So let me say this now: Monica I am so sorry for any harm I caused you. I never ment to hurt anyone, and I think I did a nice job for you, but the fact remains that I took this without asking you and that was so very wrong. Please find it in you heart to forgive me. I sent the check to the University and also, because so many people really need help, serious help, I am sending one to Food bank of Western Massachusetts (sorry, I got the name wrong the first time, even tho we did write an article on them).Even in the apology she has to suggest Monica was wrong, because "I did a nice job for you." Then Griggs goes right back to excuses, explaining how she regularly has authors who want to be included for free, and how she helps them out of the kindness of her heart. She then explains how "this" happened:

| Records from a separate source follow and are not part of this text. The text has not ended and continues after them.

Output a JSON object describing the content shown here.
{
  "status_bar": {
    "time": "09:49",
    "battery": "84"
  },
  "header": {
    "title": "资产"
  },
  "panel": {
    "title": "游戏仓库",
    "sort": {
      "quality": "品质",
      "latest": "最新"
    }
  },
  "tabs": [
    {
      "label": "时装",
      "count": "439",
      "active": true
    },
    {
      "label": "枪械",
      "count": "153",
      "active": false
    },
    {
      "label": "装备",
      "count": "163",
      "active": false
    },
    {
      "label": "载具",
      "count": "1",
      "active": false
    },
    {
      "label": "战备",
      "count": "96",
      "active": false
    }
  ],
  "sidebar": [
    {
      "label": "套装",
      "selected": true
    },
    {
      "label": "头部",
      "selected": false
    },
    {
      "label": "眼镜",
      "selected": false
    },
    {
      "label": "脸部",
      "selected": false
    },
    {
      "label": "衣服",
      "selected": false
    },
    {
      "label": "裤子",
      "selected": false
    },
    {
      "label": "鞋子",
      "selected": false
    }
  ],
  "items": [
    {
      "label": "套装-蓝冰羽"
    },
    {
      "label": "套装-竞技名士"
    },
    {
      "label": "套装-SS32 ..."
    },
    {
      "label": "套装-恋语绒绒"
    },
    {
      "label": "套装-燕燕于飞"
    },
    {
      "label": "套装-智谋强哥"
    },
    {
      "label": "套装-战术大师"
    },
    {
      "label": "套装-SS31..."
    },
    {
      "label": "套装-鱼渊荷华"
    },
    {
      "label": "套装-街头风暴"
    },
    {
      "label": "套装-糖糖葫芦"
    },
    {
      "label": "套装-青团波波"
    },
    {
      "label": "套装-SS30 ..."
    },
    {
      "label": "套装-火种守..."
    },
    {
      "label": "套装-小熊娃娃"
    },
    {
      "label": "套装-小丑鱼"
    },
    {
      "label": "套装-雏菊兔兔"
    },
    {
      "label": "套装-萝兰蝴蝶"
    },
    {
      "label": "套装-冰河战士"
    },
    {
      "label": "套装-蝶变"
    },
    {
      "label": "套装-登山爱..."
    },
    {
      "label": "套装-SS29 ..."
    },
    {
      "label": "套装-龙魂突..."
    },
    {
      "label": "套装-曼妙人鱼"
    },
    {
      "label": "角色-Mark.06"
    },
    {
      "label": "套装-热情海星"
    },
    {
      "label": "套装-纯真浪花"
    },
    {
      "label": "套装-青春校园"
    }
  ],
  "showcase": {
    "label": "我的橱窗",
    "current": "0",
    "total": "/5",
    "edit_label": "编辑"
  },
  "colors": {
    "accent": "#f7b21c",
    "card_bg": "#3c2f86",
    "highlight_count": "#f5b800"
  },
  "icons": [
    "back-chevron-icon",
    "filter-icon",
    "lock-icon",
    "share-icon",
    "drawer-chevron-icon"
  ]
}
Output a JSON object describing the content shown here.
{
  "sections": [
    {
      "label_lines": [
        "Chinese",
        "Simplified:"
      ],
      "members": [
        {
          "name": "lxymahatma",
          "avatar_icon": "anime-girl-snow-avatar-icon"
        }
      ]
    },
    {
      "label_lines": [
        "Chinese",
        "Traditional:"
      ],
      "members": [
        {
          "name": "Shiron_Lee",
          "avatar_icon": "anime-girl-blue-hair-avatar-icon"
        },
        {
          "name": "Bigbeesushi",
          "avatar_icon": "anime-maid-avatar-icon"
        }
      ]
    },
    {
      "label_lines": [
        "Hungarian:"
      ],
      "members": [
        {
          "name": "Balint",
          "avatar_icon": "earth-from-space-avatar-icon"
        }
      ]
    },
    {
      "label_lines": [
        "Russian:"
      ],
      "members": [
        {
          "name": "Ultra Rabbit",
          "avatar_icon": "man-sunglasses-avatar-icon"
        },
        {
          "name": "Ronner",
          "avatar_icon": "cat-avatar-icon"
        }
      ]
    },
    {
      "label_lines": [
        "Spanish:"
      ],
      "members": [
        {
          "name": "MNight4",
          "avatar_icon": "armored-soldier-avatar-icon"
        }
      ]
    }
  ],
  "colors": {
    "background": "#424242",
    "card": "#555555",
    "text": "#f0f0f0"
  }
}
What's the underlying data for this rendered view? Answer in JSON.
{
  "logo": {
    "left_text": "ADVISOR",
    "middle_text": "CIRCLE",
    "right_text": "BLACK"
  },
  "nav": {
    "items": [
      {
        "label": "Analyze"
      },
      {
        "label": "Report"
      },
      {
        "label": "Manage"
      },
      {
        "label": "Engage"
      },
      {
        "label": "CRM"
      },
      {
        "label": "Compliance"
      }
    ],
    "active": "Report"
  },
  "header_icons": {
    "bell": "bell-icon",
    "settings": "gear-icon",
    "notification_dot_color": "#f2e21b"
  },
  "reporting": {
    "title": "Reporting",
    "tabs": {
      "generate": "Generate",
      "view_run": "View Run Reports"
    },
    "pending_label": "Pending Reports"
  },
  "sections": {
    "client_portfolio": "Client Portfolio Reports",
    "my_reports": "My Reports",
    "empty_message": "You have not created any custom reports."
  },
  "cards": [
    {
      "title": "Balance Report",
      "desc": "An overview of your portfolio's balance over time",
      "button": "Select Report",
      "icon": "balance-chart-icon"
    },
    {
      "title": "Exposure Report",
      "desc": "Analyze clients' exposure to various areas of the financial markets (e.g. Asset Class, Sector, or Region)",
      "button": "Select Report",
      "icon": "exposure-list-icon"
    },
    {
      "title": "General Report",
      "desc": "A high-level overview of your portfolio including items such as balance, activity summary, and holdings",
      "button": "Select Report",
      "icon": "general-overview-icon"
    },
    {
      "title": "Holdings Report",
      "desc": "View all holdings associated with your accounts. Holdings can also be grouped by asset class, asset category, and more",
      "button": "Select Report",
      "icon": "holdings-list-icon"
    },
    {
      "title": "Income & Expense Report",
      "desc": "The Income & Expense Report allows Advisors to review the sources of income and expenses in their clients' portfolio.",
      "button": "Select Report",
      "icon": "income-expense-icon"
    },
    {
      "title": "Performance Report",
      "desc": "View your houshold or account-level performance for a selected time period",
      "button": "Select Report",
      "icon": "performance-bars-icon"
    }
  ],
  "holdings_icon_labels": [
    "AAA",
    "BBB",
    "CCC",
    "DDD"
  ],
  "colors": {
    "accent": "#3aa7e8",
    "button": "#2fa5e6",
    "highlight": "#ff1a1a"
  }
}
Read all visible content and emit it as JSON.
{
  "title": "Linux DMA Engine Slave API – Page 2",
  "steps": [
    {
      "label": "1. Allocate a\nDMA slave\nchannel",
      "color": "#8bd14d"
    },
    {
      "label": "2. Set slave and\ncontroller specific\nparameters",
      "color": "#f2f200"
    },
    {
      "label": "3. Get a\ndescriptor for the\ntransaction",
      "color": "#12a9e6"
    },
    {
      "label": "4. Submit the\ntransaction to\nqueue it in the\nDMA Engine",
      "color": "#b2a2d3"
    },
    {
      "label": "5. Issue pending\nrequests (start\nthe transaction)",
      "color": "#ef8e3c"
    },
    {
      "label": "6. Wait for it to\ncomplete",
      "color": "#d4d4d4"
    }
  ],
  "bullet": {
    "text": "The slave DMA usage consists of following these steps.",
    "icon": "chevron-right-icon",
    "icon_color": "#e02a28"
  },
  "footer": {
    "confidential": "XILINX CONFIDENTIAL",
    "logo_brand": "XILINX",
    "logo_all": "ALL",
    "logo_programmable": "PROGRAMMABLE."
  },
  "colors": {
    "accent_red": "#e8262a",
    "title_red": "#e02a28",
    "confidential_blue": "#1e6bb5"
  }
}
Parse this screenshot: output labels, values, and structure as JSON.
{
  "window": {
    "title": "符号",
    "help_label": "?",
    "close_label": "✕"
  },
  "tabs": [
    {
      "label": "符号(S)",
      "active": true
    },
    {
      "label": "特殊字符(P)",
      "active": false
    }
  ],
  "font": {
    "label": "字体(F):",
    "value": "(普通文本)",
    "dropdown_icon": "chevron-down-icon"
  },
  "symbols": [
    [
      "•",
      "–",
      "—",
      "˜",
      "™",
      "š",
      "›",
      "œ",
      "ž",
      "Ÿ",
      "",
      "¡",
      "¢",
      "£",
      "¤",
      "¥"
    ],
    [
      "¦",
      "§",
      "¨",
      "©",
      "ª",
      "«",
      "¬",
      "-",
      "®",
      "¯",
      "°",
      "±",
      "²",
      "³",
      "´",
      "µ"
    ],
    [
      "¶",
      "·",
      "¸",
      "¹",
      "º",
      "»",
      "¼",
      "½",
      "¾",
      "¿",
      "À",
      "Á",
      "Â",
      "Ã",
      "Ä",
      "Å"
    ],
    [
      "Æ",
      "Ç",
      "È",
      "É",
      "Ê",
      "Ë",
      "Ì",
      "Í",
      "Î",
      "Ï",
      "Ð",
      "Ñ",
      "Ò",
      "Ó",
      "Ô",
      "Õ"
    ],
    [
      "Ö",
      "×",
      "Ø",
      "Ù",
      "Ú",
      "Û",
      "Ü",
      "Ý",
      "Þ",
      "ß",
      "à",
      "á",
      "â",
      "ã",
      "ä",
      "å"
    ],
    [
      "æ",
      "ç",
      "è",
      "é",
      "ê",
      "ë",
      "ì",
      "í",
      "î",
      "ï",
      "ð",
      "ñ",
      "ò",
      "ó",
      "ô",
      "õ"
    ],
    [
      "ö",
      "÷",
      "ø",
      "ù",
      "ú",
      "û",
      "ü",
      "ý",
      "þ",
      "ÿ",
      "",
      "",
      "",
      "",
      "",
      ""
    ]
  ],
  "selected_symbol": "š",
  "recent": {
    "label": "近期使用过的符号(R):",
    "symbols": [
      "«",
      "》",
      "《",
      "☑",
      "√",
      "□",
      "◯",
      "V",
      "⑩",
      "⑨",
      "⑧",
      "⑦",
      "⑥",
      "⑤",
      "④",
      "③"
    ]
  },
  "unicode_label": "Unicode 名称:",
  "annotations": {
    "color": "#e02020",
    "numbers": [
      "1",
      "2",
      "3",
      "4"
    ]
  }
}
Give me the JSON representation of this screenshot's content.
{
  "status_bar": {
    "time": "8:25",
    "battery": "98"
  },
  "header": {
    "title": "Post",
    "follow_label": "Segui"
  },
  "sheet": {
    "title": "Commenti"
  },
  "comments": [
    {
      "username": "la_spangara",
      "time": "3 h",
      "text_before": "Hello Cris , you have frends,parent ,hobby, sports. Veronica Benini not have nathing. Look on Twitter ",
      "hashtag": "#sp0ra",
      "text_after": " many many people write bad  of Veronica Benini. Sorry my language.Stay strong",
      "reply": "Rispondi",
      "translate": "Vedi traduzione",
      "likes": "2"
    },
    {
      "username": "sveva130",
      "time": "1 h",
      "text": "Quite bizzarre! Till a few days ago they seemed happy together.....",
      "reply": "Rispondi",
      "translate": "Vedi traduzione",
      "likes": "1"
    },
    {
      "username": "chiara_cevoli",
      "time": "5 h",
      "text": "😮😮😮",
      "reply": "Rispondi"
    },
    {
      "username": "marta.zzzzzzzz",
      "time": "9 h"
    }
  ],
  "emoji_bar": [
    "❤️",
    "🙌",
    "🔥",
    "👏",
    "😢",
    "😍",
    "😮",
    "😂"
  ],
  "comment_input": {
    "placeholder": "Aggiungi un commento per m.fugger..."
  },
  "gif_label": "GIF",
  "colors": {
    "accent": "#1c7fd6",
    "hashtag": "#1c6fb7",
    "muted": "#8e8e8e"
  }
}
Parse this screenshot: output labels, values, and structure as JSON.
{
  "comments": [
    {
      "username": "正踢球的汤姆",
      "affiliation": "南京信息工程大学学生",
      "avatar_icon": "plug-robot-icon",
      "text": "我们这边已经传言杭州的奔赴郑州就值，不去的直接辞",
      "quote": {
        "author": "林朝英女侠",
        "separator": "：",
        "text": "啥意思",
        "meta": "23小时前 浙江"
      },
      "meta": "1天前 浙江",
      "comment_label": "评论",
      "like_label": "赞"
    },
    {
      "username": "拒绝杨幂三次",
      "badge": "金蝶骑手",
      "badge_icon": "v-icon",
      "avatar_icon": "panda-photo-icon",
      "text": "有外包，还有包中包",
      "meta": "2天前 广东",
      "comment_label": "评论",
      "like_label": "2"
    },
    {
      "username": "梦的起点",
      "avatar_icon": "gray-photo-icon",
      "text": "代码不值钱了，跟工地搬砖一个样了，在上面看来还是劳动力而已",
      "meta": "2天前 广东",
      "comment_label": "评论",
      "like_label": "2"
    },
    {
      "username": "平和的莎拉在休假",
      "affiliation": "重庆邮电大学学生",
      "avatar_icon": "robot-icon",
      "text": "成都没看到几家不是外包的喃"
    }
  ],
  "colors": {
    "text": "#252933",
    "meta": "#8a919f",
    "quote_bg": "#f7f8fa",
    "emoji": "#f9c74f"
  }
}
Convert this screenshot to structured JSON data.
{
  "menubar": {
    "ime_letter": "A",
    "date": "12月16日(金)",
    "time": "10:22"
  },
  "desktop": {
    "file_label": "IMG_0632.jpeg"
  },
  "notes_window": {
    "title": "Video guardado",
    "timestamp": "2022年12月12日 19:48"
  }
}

But one night when working yet another 12 hour day late into the night, I was short one article... Instead of picking up one of the multitude of books sent to me and typing it, I got lazy and went to the www and "found" something. Bleary-eyed I didnt notice it was copy written and reordered some of it. I did keep the author's name on it rather than outright "stealing" it, and it was my intention to contact the author, but I simply forgot, between proofreading, deliveries, exhaustion.You would think that someone who has already been told she doesn't understand the basics of copyright law on the web would have taken some time in the interim to learn the basics. You don't "notice" if something has a copyright on it. While that actually would be a better system, by now you should know that content, once published, automatically gets a copyright under US law.
She goes on to explain how this is almost certainly the end for Cooks Source, but that if she did go on, she'd hire a real editor. Then she concludes with one more attack on Monica:
Thank you to all our readers, thanks to all our advertisers and writers... and to everyone who has been supportive and who has been a part of Cooks Source. To one writer in particular, Monica Gaudio, I wish you had given me a chance.Again with the "giving a chance" bit. It's kind of difficult to take Judith seriously when she didn't give Monica much of a chance.
Monica, for her part, has done one final response, noting that she contacted Griggs five times before she posted her story -- which she considers a reasonable "chance." She also notes the snarky language that Griggs used in response to her requests.